The summer season officially starts June 21, but East Tennessee is already seeing many summer-like temperatures across much of the area.

It's good to know -- especially for those who love to get outside -- how to stay safe while outside with temperatures reaching the 90s. One thing to note is that even if it's 90°F, the heat index, or feels-like temperature, may be a bit hotter depending on the dew point.

According to the Centers for Disease Control and Prevention, more than 600 people in the United States die from extreme heat each year.
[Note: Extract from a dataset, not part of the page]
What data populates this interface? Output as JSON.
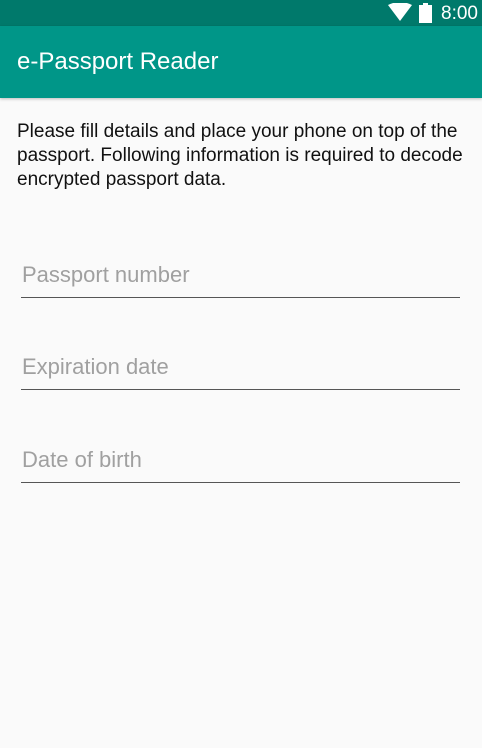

Most heat-related deaths and illnesses are also preventable.

OUTDOOR AND INDOOR HEAT SAFETY
If you're outside, staying hydrated is one of the most important things you can do. Water helps the body maintain its internal temperature, so you can avoid heat exhaustion or a heat stroke. If possible, finds intervals during the day to take a break in the shade. Temperatures can, at times, feel 10°F cooler.

The National Weather Service has a guide on how different heat indexes can affect the human body. If temperatures are between 80°F and 90°F, you should use caution while outside.

If temperatures are between 90°F and 103°F, people should use extreme caution while outside and should be wary of heat exhaustion.

If you're going to be outside, the NWS suggests planning outdoor times in the early morning or the late evening.

Not only should you be wary in the heat while outside, but check on your neighbors when temperatures rise above 90°F, especially the elderly.

CARS AND HEAT
As of June 2018, the National Weather Service says there have been 12 children who have died from heatstroke in cars across the U.S.

Leaving your child or anyone else in a vehicle in the heat is dangerous. In about 10 minutes, the interior of a car can heat up by 20°F in the sun. Even on a day where temperatures are in the 70s, a car's internal temperature can rise up to 150°F.

Cars can also quickly heat up even with windows cracked.

A good tip to make sure you never accidentally leave anyone behind in a hot vehicle is to "look before you lock," one of the many reminders to check and make sure all living things are out of the car on a hot day before you lock the doors.